Bond Girls Are Forever: The Women of James Bond is a 2003 book co-written by John Cork and actress Maryam d'Abo, who had played the role of Kara Milovy in The Living Daylights. It is a tribute to the elite club of women who have played the role of a Bond Girl in the franchise's history. It followed a documentary, Bond Girls Are Forever, released in 2002, hosted by d'Abo.
It was first published following Die Another Day and features interviews with a number of Bond girls who were featured throughout the film franchise between the first James Bond film, Dr. No (1962) starring Ursula Andress and the then-current 20th film Die Another Day starring Halle Berry.
The authors offer summaries and studies of every Bond film to that date, emphasizing the Bond Girl's role in each one, and share quotes from numerous Bond Girl actresses. The book addresses such issues as the feminist criticisms in the 1960's and 1970's of Bond Girls being used and seen as "sex objects" to the transition of modern Bond Girls as more self-confident, sexually assured role models. In her interview, Jill St. John stated that the movies were only make-believe and shouldn't be judged as a representation of the real world, and that feminists who were criticizing the films were "just bad sports".

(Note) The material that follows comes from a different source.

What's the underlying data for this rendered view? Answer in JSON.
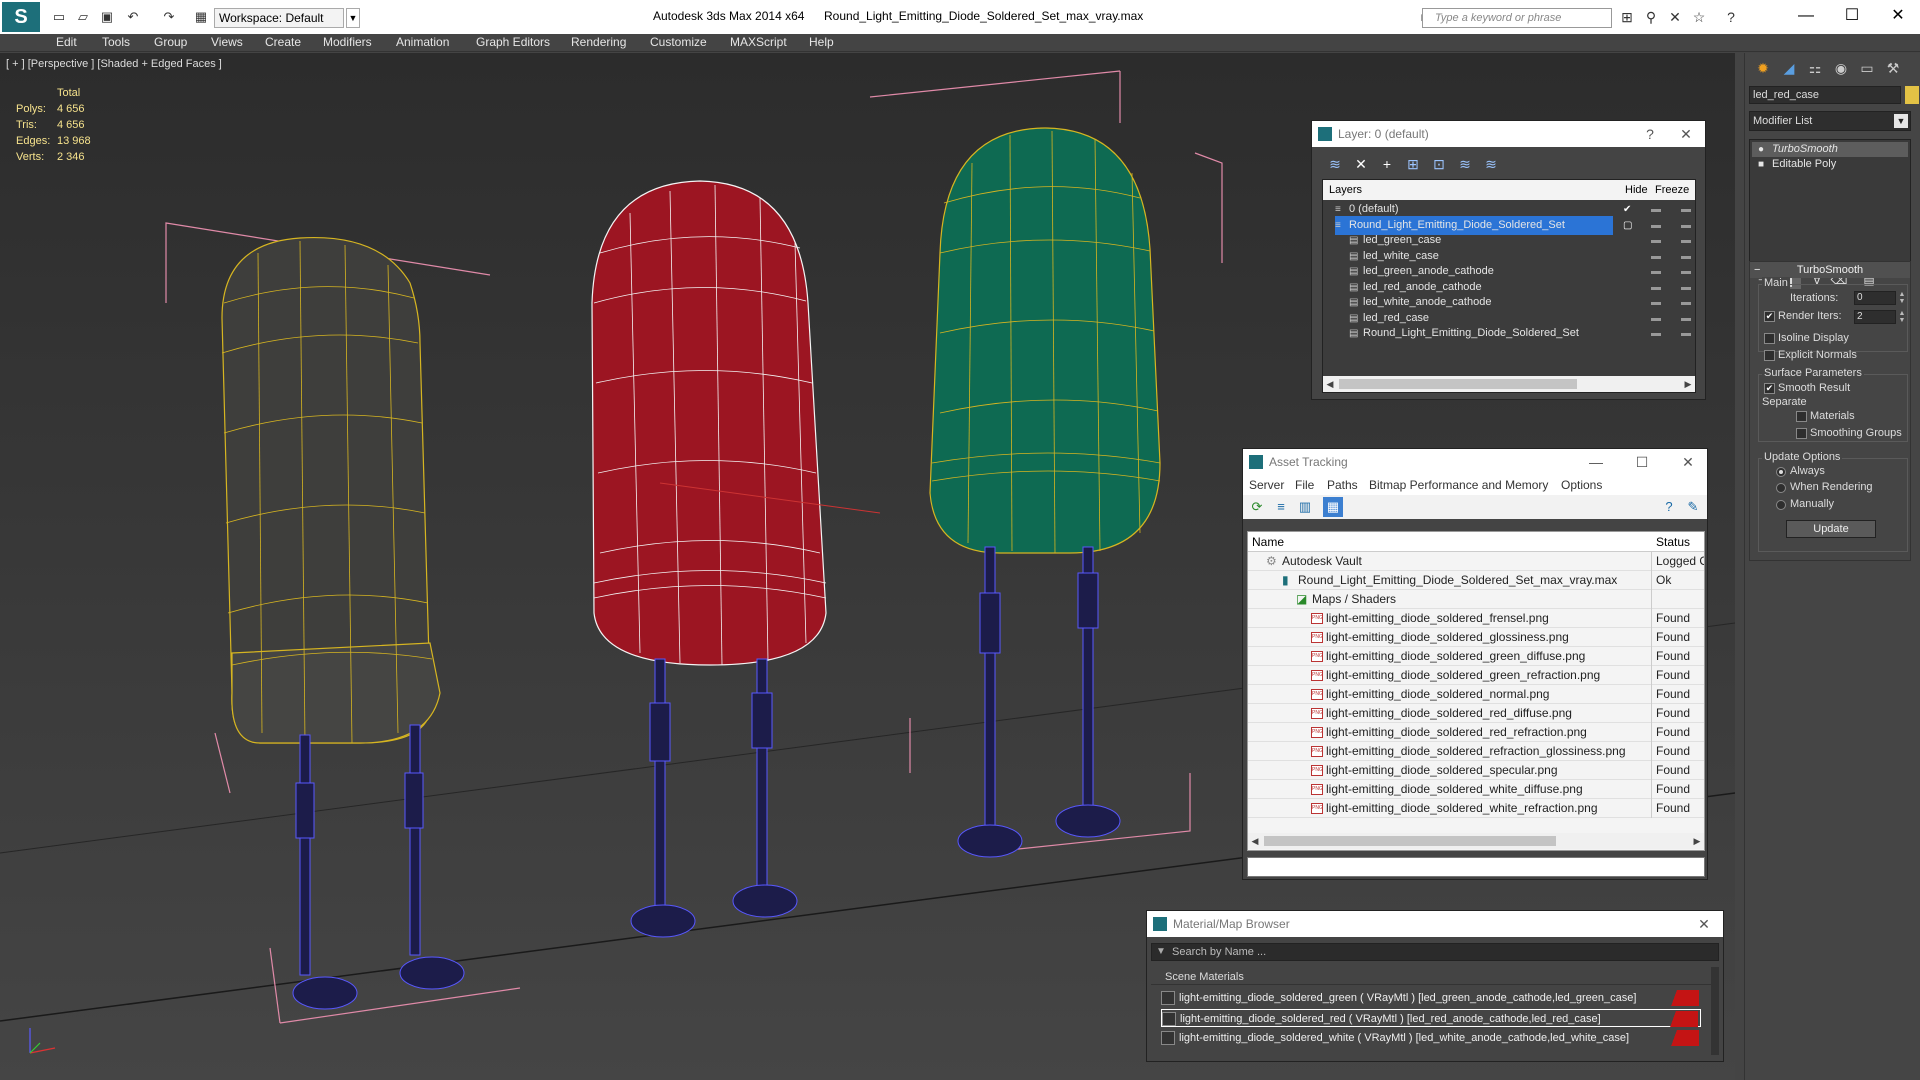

The authors mention the positive impact that Bond Girls have had, particularly in recent years, of being inspirational figures. It highlights examples such as the character of Holly Goodhead from 1979's Moonraker being portrayed as a fully trained astronaut and space shuttle pilot, years before the first real-life woman achieved such a position. Similar words are said of Christmas Jones, from The World Is Not Enough who had a doctorate in nuclear physics and spoke fluent Russian. Denise Richards, who played the part, said she only took the role due to it being a strong example for young women.
Bond Girls interviewed in order